PROBLEM REQUIREMENTS >> Scan the entries below for the word "background". Copy each line that has it.

□ □ □

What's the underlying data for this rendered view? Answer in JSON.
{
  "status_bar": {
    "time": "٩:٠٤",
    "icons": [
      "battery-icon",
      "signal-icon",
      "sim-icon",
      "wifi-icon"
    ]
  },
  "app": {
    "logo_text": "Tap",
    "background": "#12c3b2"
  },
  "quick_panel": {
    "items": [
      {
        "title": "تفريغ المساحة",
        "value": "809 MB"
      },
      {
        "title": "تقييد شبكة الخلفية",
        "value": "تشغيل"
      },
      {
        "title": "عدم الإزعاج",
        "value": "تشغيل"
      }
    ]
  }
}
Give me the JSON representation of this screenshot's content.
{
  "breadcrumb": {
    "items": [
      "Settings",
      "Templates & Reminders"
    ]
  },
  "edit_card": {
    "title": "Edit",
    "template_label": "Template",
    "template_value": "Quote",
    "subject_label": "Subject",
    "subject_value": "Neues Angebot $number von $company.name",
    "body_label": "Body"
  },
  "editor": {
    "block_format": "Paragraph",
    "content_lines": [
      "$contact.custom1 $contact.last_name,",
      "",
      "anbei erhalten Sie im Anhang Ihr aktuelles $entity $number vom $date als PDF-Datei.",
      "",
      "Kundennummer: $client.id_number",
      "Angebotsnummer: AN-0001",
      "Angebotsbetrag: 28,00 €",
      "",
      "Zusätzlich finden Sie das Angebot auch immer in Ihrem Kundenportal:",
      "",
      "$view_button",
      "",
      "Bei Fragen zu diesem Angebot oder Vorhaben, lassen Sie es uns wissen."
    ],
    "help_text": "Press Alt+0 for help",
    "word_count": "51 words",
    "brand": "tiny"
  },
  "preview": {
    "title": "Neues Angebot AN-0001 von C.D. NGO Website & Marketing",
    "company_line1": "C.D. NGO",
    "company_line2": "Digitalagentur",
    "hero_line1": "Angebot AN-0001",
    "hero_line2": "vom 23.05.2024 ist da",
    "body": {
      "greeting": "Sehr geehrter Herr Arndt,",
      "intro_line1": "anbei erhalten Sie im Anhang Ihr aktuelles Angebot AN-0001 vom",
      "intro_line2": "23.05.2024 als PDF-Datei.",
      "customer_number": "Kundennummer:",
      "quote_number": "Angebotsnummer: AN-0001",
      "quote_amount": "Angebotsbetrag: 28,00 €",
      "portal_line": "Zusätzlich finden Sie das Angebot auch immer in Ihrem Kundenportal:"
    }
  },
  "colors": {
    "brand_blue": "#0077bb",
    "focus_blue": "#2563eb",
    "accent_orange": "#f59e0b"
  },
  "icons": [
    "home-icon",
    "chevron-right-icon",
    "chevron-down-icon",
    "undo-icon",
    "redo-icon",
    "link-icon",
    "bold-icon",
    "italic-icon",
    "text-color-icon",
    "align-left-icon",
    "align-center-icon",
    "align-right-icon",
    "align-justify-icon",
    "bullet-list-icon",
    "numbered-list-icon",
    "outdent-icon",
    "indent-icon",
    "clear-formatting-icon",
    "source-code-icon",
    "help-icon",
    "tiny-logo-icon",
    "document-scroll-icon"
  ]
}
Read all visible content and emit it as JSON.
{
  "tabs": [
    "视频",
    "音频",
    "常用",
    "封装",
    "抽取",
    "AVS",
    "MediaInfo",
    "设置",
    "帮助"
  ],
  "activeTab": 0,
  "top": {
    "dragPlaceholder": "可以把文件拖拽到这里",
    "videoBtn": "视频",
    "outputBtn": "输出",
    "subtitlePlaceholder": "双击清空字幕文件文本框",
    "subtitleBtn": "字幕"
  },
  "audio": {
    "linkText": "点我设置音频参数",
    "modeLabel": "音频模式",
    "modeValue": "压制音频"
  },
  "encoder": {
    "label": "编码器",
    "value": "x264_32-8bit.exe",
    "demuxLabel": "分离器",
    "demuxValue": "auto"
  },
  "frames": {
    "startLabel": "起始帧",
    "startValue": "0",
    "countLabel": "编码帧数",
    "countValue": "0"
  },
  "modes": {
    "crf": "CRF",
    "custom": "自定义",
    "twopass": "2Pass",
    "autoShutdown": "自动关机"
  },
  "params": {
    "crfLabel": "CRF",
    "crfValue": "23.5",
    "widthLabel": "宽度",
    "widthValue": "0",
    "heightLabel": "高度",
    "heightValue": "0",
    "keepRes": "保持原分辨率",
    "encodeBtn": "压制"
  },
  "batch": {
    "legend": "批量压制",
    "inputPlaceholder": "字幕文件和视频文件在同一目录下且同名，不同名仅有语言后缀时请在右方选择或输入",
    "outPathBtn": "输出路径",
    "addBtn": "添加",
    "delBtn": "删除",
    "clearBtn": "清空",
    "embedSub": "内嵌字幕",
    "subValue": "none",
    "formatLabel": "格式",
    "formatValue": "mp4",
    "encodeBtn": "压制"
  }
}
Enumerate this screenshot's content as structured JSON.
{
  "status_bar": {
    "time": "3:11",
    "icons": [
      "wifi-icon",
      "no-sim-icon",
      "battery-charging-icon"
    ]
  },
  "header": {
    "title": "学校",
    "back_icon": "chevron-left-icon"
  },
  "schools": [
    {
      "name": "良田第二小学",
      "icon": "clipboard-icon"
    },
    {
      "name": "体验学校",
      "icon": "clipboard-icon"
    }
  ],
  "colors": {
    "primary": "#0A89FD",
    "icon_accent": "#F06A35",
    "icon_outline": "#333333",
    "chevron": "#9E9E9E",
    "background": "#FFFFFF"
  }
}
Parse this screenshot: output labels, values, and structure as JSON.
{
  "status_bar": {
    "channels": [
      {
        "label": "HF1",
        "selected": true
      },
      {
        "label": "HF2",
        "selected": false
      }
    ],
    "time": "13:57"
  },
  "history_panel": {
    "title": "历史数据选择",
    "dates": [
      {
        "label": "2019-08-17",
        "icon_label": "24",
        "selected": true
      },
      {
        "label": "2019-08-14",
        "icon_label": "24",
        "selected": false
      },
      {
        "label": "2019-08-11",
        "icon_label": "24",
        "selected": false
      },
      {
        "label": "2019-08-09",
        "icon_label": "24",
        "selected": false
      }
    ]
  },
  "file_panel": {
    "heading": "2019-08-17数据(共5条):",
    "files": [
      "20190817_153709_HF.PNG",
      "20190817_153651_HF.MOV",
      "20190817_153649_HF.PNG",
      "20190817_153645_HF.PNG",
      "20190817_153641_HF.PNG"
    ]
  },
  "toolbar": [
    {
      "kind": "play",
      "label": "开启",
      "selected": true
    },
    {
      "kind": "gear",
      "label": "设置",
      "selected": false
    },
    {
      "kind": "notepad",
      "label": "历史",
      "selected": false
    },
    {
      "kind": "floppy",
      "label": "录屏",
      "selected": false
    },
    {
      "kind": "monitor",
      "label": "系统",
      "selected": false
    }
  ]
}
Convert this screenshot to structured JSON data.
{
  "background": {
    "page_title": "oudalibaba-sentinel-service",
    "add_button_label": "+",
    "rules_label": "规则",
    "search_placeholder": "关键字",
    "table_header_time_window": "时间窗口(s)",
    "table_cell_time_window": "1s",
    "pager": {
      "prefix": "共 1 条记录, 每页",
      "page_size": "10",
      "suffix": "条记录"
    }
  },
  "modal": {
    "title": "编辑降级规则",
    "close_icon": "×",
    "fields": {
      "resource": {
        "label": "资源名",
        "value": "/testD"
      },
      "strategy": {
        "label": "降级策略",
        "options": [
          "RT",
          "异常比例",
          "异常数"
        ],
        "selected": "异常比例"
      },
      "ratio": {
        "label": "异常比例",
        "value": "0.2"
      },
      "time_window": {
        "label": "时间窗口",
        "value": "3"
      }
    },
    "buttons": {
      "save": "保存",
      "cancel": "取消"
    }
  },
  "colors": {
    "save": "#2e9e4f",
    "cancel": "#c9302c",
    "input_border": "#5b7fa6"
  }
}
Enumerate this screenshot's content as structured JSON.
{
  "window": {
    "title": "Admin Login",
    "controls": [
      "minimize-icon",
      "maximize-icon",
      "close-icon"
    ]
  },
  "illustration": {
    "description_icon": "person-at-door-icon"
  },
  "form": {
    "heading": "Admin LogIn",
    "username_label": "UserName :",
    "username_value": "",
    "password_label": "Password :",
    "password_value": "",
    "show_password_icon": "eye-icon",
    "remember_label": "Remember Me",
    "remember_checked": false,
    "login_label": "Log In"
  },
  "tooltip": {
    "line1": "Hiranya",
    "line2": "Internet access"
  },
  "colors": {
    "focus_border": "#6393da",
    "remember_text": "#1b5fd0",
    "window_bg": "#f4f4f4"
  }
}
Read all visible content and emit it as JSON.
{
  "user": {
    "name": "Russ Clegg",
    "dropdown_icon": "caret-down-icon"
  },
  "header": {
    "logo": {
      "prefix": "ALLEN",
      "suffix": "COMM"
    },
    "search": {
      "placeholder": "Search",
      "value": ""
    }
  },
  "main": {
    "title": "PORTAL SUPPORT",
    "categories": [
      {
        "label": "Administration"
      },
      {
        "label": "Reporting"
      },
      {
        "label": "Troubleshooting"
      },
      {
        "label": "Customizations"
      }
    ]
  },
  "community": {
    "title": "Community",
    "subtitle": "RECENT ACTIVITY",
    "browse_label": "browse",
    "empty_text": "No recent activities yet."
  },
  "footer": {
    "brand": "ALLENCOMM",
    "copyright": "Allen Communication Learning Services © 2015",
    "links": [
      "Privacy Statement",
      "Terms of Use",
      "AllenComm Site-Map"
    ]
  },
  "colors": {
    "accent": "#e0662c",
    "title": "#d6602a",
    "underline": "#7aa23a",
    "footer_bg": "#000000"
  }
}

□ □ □

SOLVED EXERCISE >>
    "background": "#12c3b2"
    "background": "#FFFFFF"
  "background": {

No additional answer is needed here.